Coming into the final laps Mike and Nick were at the front.  5 to go flashed by and the group was doing the usual surge and swarm.  As we started the penultimate lap, Mike was on the front with Nick on his wheel.  I knew it was the time to start the lead-out, but could we hold position for 2 laps?  And the fastest laps at that?  I set a hot pace and strung out the field.  From what I could tell later, the pack was breaking up.  Thank you very much.  Nick said later that I pulled for 0.5 laps but I’m pretty sure I pulled for 1.15 laps.  Regardless, I dropped Mike and Nick off on the backstretch of the final lap, with Mike doing the hard work into the final incline.  Nick held tough for a 7th place finish in the sprint.  Not too shabby a result considering his breakaway attempts and this is his first year as a cat 3.  We’re still fine tuning the leadout, perhaps with a little more luck we could have dropped him off at the final turn.  But, we’re learning and having fun even if we didn’t “race for free” this weekend.
Oh, and the worst part of the weekend: LJO won the sprint.  Let’s see if that happens next time. 

Cat 1/2/3
After the lead-out I strolled in chatting with Trey (Dogfish) and tooled around for the hour between races.  A light rain began and I could tell I was mentally fatigued.  I dropped the tire pressure down to 90/95 (not nearly enough!) for the wet conditions and lined up for my first 1/2/3 crit.
The pace started out quick and the field lined out right away.  I kind of enjoyed it as I wasn’t suffering, just working and it was pretty safe.  Unfortunately, the downhill left-hander over traffic paint seriously freaked me out.  I would slow and let a big gap open up into that turn every time and then sprint up the hill to catch on.  Honestly, it wasn’t that bad physically, but the specter of broken clavicles and bikes was weighing on me.  Tracey (Mesa) even said “this is where they all stack it!” on one of the early laps.  He then goaded me to quit opening up that gap.  I protested and then pulled him up to the field and dropped to the back of the line.  Another lap or so and I had enough of my rear wheel sliding into that turn (turns out the carbon rear braking surface and the alu front combined with my new cables – i.e. still being broken in – meant my braking was anything but consistently modulated!!) and when I locked up my rear and began sliding I check out upstairs and let the selection ride away. 
Sheepishly riding in I did a jerk thing which I hate: I explained to everyone who would listen why I dropped out.  Nobody cares.  Nobody needs to hear my justification for it.  And what difference does it make if I didn’t have the legs?  If you’re out of the race: you’re out.  You are not the best.  Get over it.

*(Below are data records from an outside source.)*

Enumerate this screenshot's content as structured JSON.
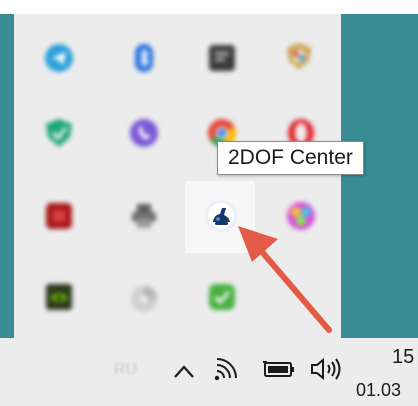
{
  "tooltip": {
    "text": "2DOF Center"
  },
  "taskbar": {
    "language": "RU",
    "clock_time": "15",
    "clock_date": "01.03"
  },
  "tray_icons": [
    {
      "name": "telegram-icon",
      "color": "#2b9fd9"
    },
    {
      "name": "bluetooth-icon",
      "color": "#1f6fde"
    },
    {
      "name": "app-dark-icon",
      "color": "#3c3c3c"
    },
    {
      "name": "shield-colorful-icon",
      "color": "#c9a04a"
    },
    {
      "name": "shield-green-icon",
      "color": "#1fa67a"
    },
    {
      "name": "viber-icon",
      "color": "#7b57d6"
    },
    {
      "name": "chrome-icon",
      "color": "#e5483a"
    },
    {
      "name": "opera-icon",
      "color": "#e0252b"
    },
    {
      "name": "red-app-icon",
      "color": "#a8191b"
    },
    {
      "name": "printer-icon",
      "color": "#6e6e6e"
    },
    {
      "name": "2dof-center-icon",
      "color": "#15366b"
    },
    {
      "name": "palette-icon",
      "color": "#d94fd8"
    },
    {
      "name": "nvidia-icon",
      "color": "#5a8a2a"
    },
    {
      "name": "disc-icon",
      "color": "#cfcfcf"
    },
    {
      "name": "green-check-icon",
      "color": "#48b042"
    }
  ],
  "colors": {
    "desktop": "#3a8c94",
    "panel": "#ececec",
    "arrow": "#e35a47"
  }
}
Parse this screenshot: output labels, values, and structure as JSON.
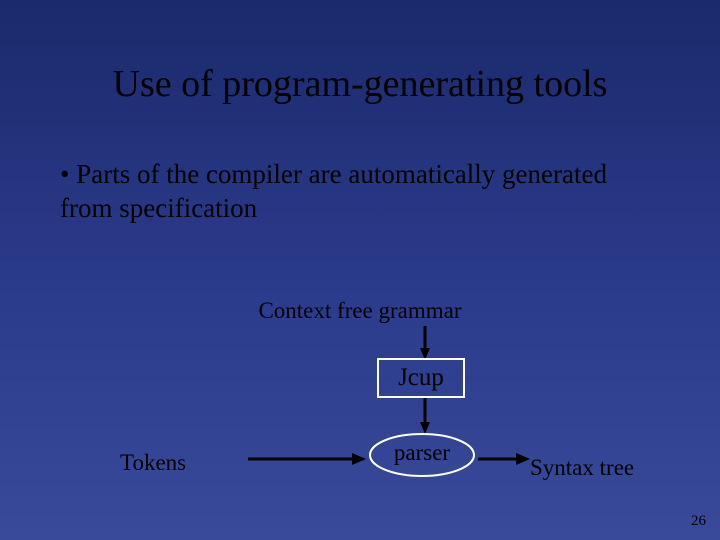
{
  "slide": {
    "title": "Use of program-generating tools",
    "bullet": "Parts of the compiler are automatically generated from specification",
    "context_label": "Context free grammar",
    "tool_box": "Jcup",
    "parser_label": "parser",
    "tokens_label": "Tokens",
    "syntax_label": "Syntax tree",
    "page_number": "26"
  }
}
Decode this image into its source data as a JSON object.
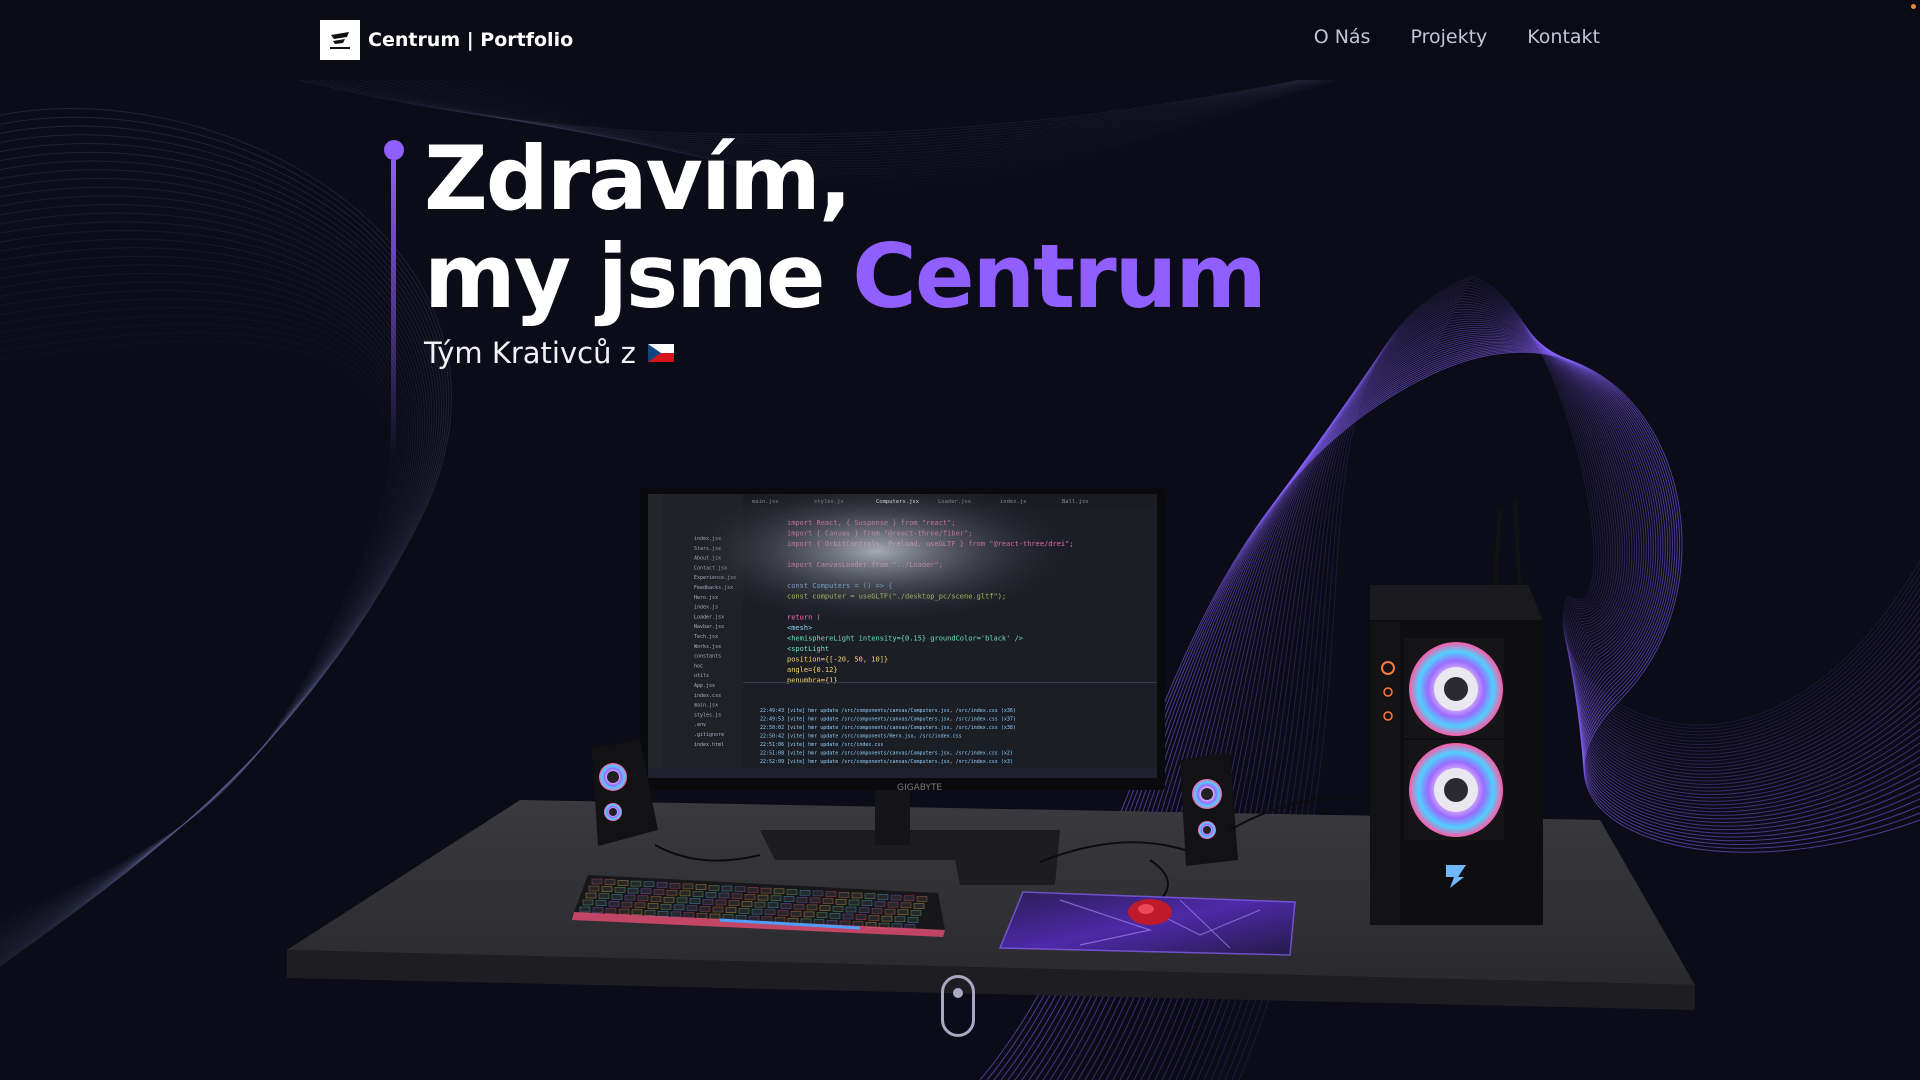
{
  "navbar": {
    "logo_text": "Centrum | Portfolio",
    "links": [
      "O Nás",
      "Projekty",
      "Kontakt"
    ]
  },
  "hero": {
    "line1": "Zdravím,",
    "line2_prefix": "my jsme ",
    "line2_accent": "Centrum",
    "subtitle": "Tým Krativců z"
  },
  "scene": {
    "monitor_brand": "GIGABYTE",
    "code_lines": [
      "import React, { Suspense } from \"react\";",
      "import { Canvas } from \"@react-three/fiber\";",
      "import { OrbitControls, Preload, useGLTF } from \"@react-three/drei\";",
      "",
      "import CanvasLoader from \"../Loader\";",
      "",
      "const Computers = () => {",
      "  const computer = useGLTF(\"./desktop_pc/scene.gltf\");",
      "",
      "  return (",
      "    <mesh>",
      "      <hemisphereLight intensity={0.15} groundColor='black' />",
      "      <spotLight",
      "        position={[-20, 50, 10]}",
      "        angle={0.12}",
      "        penumbra={1}"
    ],
    "terminal_lines": [
      "22:49:43 [vite] hmr update /src/components/canvas/Computers.jsx, /src/index.css (x36)",
      "22:49:53 [vite] hmr update /src/components/canvas/Computers.jsx, /src/index.css (x37)",
      "22:50:02 [vite] hmr update /src/components/canvas/Computers.jsx, /src/index.css (x38)",
      "22:50:42 [vite] hmr update /src/components/Hero.jsx, /src/index.css",
      "22:51:06 [vite] hmr update /src/index.css",
      "22:51:08 [vite] hmr update /src/components/canvas/Computers.jsx, /src/index.css (x2)",
      "22:52:09 [vite] hmr update /src/components/canvas/Computers.jsx, /src/index.css (x3)"
    ],
    "explorer_files": [
      "index.jsx",
      "Stars.jsx",
      "About.jsx",
      "Contact.jsx",
      "Experience.jsx",
      "Feedbacks.jsx",
      "Hero.jsx",
      "index.js",
      "Loader.jsx",
      "Navbar.jsx",
      "Tech.jsx",
      "Works.jsx",
      "constants",
      "hoc",
      "utils",
      "App.jsx",
      "index.css",
      "main.jsx",
      "styles.js",
      ".env",
      ".gitignore",
      "index.html"
    ],
    "tabs": [
      "main.jsx",
      "styles.js",
      "Computers.jsx",
      "Loader.jsx",
      "index.js",
      "Ball.jsx"
    ]
  },
  "colors": {
    "background": "#0b0c17",
    "accent": "#915eff",
    "wave": "#8a63ff"
  },
  "icons": {
    "logo": "centrum-logo-icon",
    "scroll": "mouse-scroll-icon"
  }
}
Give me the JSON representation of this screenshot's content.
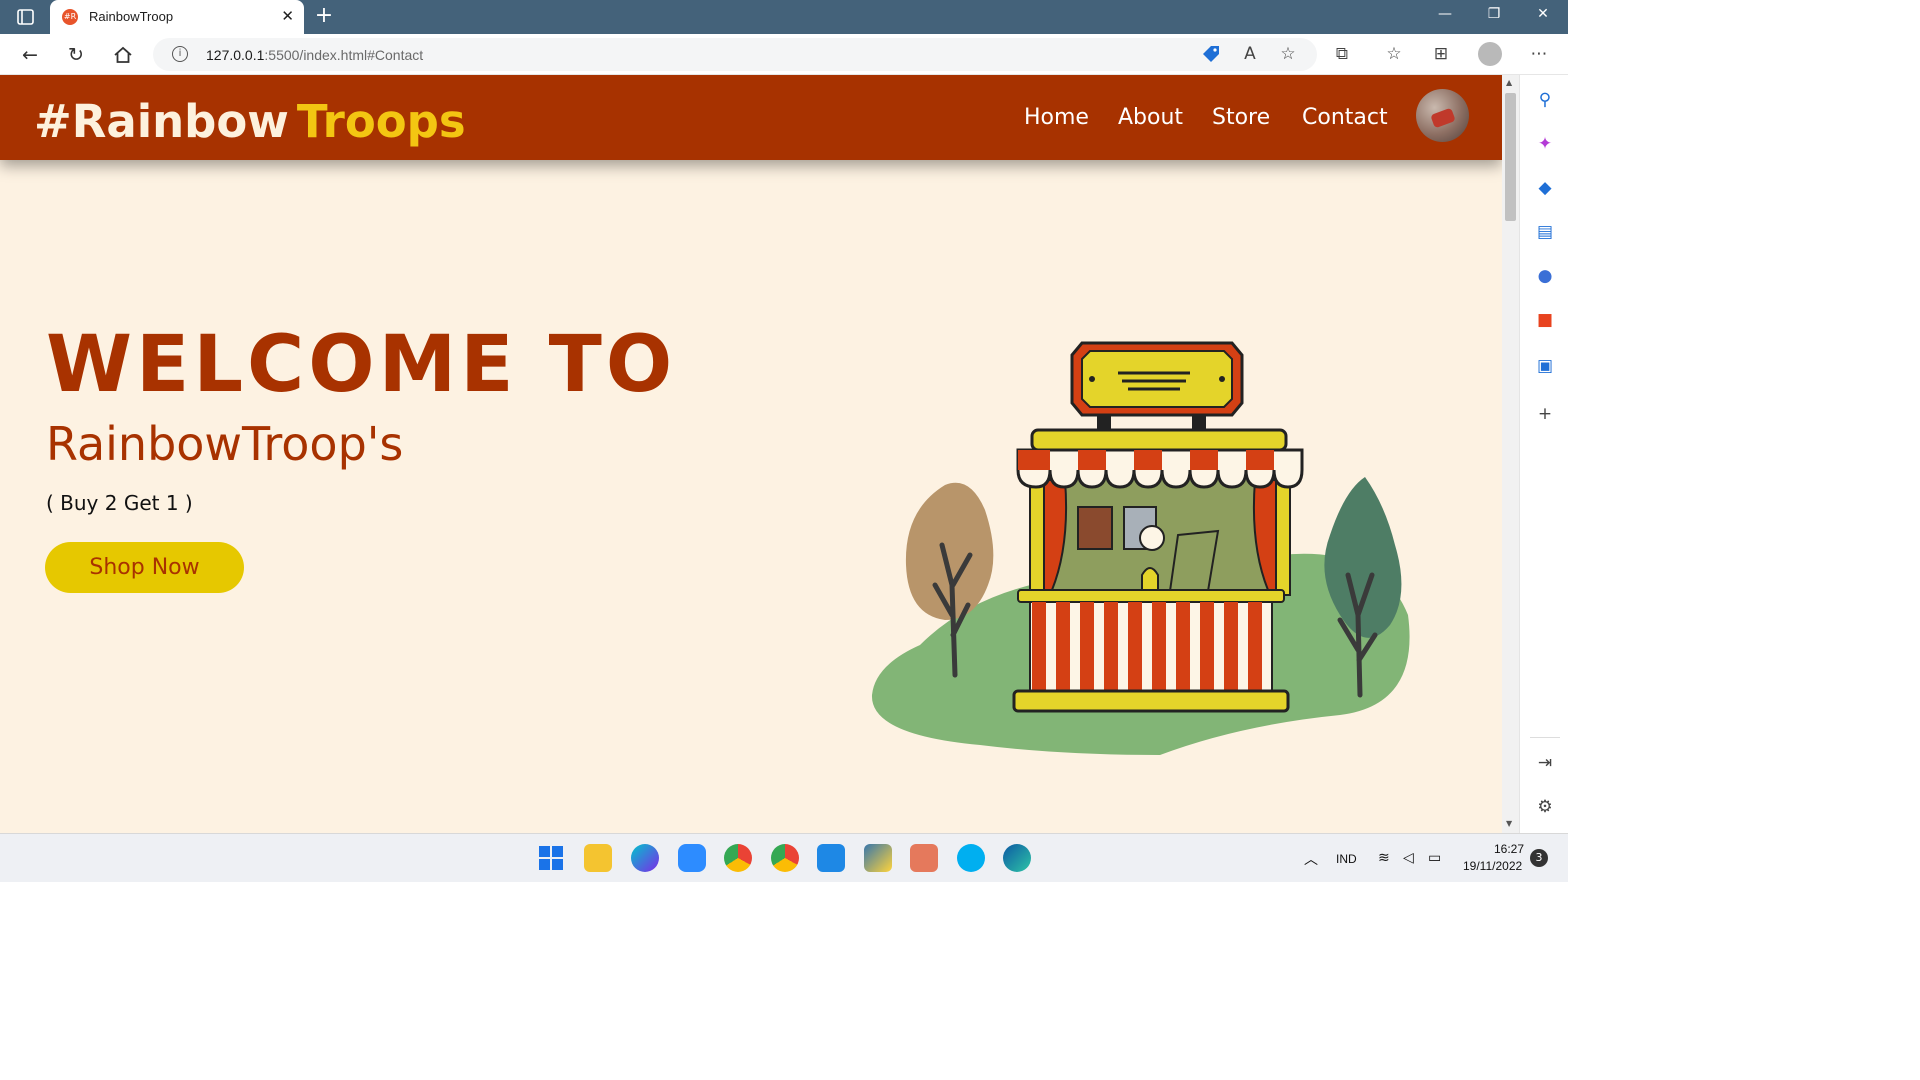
{
  "browser": {
    "tab_title": "RainbowTroop",
    "favicon_text": "#R",
    "url_host": "127.0.0.1",
    "url_rest": ":5500/index.html#Contact"
  },
  "site": {
    "logo_part1": "#Rainbow",
    "logo_part2": "Troops",
    "nav": [
      "Home",
      "About",
      "Store",
      "Contact"
    ],
    "hero": {
      "title": "WELCOME TO",
      "subtitle": "RainbowTroop's",
      "promo": "( Buy 2 Get 1 )",
      "button": "Shop Now"
    },
    "colors": {
      "header": "#a73200",
      "background": "#fdf2e2",
      "accent_yellow": "#e6c800",
      "text_brown": "#a83200"
    }
  },
  "taskbar": {
    "language": "IND",
    "time": "16:27",
    "date": "19/11/2022",
    "notification_count": "3"
  }
}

I watched from the car and then from an awning on the finishing stretch as the race unfolded.  Jonathan Schilling (Chipotle) and Devin Clark (The Hub) got away then sprinted it out at the line.  I was surprised at how close the final margin was considering A) Clark is purportedly a “track guy” (doesn’t that equate to monster sprint watts?) and B) Schilling is on junior gears (did he report to rollout?!).  I’m probably not one to pass judgment though, as I DNF’d!  A great ride by both men and an exciting finish.
It’s probably a good thing I’m not going to JMSR this weekend, but instead will get some longer miles in to keep the fitness going while unwinding upstairs.  I’ve got a few 4 hour routes here in Columbia but it might be time to recon some of the state RR courses.  We’ll see.
Next up: Tour de Grove!